Another old but not quite as ancient hand press using the "bullet nose" for pressure.
Also below.

English hand press.

Form locked up.
Turning mechanism for a platen press.

Not quite sure how it works but the sign said that it was used to scrape the sharp edges of of  metal plates before printing.

Setzmaschine Typograph for casting type. It's a thing of absolute wonder!

Setzmaschine Typograph letter keys attached to wires.

A. Hogenforst (?) flatbed press

Saturday, June 9, 2012

What's up?

From the last ABC's of Letterpress class.
Matt's form ready for lock up in a chase. It's set in an adjustable mini chase that I bought at John Barrett's Letterpress Things.

Jay's dragonfly laid out.

Type with character from Karen's piece.
Visiting the Richmond Hill Book Arts Guild with Paul Moxon, Emily Cook, and Kirk Weppler.

The board at the Richmond Hill Book Arts Guild.

Paul M. and Emily C. checking out an old Adana manual at the Richmond Hill B.A.G.

Form for a broadside...but I changed a font after proofing.

Final broadside with font change.

Photos from the Massey College letterpress collection at University of Toronto where I attended a Round Table style discussion on Print and Letterpress.

A hand these! 

Hand carved portion of a wood cut advertisement.

Vandercook No. 1! Very low tech.

Wednesday, May 9, 2012

New batch of vintage wood type orphans for sale at the studio. I cleaned them and everything!
Printing my paper bags.

Proof for a broadside. I ended up changing some of the fonts.

Meeting Paul Moxon at OCADU

I took Paul Moxon's Vandercook Maintenance workshop last weekend. Whoa! So much to learn! We were given some detailed notes with illustrations to keep (YAY!) which will be extremely helpful when I take apart my SP15 to check and clean it. I was happy to see that I knew several people in the workshop. Joe Borges of Pomegranite Letterpress, Kirk Weppler of Pressmade and Kate Houston were all in some of my past letterpress workshops. Nadia of Inkpetals and Kevin from The Papaer Trail (they are also members of the Richmond Hill Book Arts Guild) were also there as was Kiva of Popolo Press. It was my first time to meet Kiva but we had corresponded a few times by e-mail and she has a wonderful studio in Montreal.
It was a lot of new information for all of us I think, but it will be really useful. Paul has SO much detailed knowledge of Vandercooks and it's his head! I was really impressed at how thorough he is in his research! I hope I can keep some of what I learned swirling around in  my head!
The Vandercooks at OCADU are probably in the best shape that they've ever been unless Craig Black has also seen to them. We did some hands on dissecting and cleaning and Paul checked to make sure we had done everything thoroughly and correctly...what's the use of taking it apart if we're not going to do it all correctly!?!
After the workshop on Saturday I was lucky enough to have time to get a drink with Paul and Kirk at a local pub. We chatted about Paul's work and teaching and then the subject of me teaching and my studio came up...yikes! Paul asked to see my studio and I protested saying, "It's a mess!!" but we eventually went to the studio where Paul took a look at my Vandercook and Sigrid's Vandercook (they aren't too bad!... sigh of relief) and I showed him the messy studio and my paper making workshop downstairs. The man makes paper, too!
Afterwards we went to have dinner and drinks near the studio and my husband joined us. We talked about all sorts of things other than letterpress...
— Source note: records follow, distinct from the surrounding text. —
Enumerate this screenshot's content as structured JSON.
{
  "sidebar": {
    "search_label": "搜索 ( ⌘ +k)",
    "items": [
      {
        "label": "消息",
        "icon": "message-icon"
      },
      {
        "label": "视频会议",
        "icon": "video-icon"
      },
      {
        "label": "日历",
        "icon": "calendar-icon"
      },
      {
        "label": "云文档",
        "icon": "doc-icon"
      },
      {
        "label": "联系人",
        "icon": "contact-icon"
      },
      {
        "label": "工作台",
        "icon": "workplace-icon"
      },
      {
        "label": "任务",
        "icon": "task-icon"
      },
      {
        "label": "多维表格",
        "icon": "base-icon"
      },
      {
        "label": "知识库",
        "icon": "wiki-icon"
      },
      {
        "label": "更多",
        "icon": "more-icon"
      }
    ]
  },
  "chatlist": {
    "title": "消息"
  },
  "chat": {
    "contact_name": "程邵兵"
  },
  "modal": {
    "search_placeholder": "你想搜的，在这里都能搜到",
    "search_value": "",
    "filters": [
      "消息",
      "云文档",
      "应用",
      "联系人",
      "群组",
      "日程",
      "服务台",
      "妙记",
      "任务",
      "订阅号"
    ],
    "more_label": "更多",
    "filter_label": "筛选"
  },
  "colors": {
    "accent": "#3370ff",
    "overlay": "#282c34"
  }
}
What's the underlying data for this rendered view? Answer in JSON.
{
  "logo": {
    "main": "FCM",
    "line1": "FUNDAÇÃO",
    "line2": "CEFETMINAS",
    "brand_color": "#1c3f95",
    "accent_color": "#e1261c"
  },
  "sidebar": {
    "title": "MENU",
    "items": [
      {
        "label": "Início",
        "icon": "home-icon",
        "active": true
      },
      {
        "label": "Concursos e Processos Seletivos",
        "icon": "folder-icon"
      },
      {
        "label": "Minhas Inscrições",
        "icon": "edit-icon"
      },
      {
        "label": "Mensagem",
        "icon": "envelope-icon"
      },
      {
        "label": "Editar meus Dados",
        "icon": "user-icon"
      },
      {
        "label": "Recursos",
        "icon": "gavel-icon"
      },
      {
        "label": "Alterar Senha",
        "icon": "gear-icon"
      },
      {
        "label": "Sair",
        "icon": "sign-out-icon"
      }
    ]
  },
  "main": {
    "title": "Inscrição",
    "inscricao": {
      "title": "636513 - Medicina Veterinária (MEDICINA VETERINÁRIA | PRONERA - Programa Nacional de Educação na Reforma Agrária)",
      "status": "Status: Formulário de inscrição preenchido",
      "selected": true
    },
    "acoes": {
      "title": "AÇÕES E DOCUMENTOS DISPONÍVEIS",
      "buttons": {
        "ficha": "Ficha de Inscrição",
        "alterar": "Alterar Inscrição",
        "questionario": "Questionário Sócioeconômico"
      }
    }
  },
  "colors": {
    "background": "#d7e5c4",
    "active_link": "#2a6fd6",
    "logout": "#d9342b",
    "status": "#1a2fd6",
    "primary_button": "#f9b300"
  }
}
Paul showing us his digital type high gauge for type and cuts.

A portion of the tools used in maintaing and cleaning a Vandercook press.